“I did not marry you to be turned into your cook. Wife, not cook.” She would say.
“Ehn? You knew that and you didn’t say anything before I married you, abi?” I would ask angrily.
“Why should I?” She bristled with self-righteousness. “Do I look like I want to spend the rest of my life pounding yam for you?”
Then I would threaten that if she refused to change, I would find someone else who knew how to pound yam. After all, that was how I married her. And then, she would swell like a soured ofe egusi and threatened to cut off my manhood if she found out I had left it to wander.
That’s not all o. She became a monitoring spirit. I couldn’t sneeze outside without it being reported to her in a second. As if that was not annoying enough, she has turned into a self-appointed prayer warrior in my own home. She kept me awake every Friday night with her annoying prayers.
“Any marine spirit, any mammy water, any ogbanje in the form of side chicks buzzing like bees around my husband trying to break my marriage, I command you to die by fire in Jesus’ name!” She would scream in the middle of the night.
Any little thing, she would nag and nag. One time, I forgot my hand on her face when I couldn’t take her nagging. The next thing I knew, her four hefty brothers landed. By the time they finished beating me and forced me to finish ten big wraps of very hard pounded yam in a few minutes, I was ready to deny pounded yam like Peter did to Jesus. I couldn’t shit for three weeks.
I had three children from my previous marriage with Chioma. Edna added three more and she was pregnant with the fourth against my wishes. No problem. These women will not kill me. So, I made her breakfast in bed. Oh, the look on her face. She thought I was being romantic. She didn’t know I added abortion pills in her tea.
My family warned me to send her away. My friends begged me to leave. I knew I should listen to them. Edna isn’t the type of woman any responsible man wants in his home.
And yet I let her stay.
Everyone gave up on me. But one thing I heard suddenly removed the scales from my eyes. It was Edu. He whispered to me that his wife told him that Edna told her that she used to add her menstrual blood in my pounded yam.
WHAT! My heart pounded in my ears. My eyes dimmed with shock. And when I recovered, Edna was sprawled on the floor of our compound with her clothes and bags scattered around her as she screamed and begged while the neighbors held me back from killing her. She said it was the work of the devil. She said she knew how weak I was to easily fall for a woman who could pound yam. She said she loved me. She was afraid of losing me. She said it was for my own good that she added her menstrual blood in my food.
I was mad. I raved and shouted. I screamed that I would kill her if she ever stepped her disgusting foot in my house. Then I walked into the house and shut the door.
Finally, she left.

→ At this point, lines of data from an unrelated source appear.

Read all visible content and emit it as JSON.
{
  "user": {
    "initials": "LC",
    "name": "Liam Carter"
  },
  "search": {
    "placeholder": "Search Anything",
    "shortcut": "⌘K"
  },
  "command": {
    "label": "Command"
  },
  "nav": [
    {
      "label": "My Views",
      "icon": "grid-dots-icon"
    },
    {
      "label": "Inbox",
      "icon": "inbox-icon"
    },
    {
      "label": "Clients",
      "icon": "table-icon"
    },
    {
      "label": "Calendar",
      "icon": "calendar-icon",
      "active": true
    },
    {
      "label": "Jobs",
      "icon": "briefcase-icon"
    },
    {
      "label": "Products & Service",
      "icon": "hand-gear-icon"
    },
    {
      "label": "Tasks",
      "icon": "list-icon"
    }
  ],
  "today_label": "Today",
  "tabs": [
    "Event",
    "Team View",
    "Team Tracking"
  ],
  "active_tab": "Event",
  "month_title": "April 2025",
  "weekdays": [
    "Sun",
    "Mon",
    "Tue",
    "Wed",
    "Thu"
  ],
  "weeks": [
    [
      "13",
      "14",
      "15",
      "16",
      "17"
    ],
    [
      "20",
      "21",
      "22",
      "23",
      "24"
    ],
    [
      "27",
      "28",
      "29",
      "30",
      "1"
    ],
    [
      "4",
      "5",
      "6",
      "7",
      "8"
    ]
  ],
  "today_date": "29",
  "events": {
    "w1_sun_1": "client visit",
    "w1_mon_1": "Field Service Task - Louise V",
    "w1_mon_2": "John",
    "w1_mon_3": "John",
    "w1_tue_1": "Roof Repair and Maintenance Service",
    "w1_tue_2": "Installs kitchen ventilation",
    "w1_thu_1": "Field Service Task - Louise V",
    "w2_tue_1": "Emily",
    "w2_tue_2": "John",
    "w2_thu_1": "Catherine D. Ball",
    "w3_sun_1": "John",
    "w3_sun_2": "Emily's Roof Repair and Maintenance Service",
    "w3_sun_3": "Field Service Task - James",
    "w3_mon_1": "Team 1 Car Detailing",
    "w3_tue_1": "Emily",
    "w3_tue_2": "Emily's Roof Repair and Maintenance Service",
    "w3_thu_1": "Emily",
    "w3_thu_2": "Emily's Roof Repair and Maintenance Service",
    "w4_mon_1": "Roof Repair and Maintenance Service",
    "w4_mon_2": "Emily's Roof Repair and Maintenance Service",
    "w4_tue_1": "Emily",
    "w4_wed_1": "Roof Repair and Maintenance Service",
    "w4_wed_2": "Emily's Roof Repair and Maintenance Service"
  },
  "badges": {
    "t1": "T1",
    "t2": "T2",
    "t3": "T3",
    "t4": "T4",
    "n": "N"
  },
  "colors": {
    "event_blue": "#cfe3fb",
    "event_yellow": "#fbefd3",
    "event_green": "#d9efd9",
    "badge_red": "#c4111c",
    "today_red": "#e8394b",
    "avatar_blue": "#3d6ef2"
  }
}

I thought I would be happy. I thought I would be free. I thought I could move on. But I couldn’t. I thought of Edna and her pounded yam all the time. Every day, Edna. Every night, Edna. Edna, Edna, Edna. She wouldn’t even let me have peace in my dream. She was always there, pounding and feeding me balls of the precious food. I went on different dates. I slept with different women with unparalleled skills in pounded yam. But none of them was Edna.
But I was a strong man. Is it not me again? Boniface Nwanjoku. The Oganigwe 1 of Umuetiti kingdom. The only man who changes women like he changes Nokia torch and they still smile and say thank you and walk away. No woman can make me fall mugu for her. It is impossicant.
It’s been seven years that Edna and I are back together. Oh, you think my marriage ended like that? It’s a lie. For better for worse. Even though she still adds her menstrual blood in my food, and she knows that I know. Even though, Chioma has since remarried and the thought of another man touching her in places that used to be reserved for me, pricks tiny pins in my heart and makes me want to strangle the lucky man. Even though Edna still keeps me awake with her fire brigade night vigils. Even though, she still nags the life out of me.
I let her stay.
Brethren, the saying is true. After God, fear women. I have finally fallen mugu for Edna. Her pounded yam is the best in the world. They say it’s the menstrual blood. I don’t care. Leave her for me. I will manage her like that.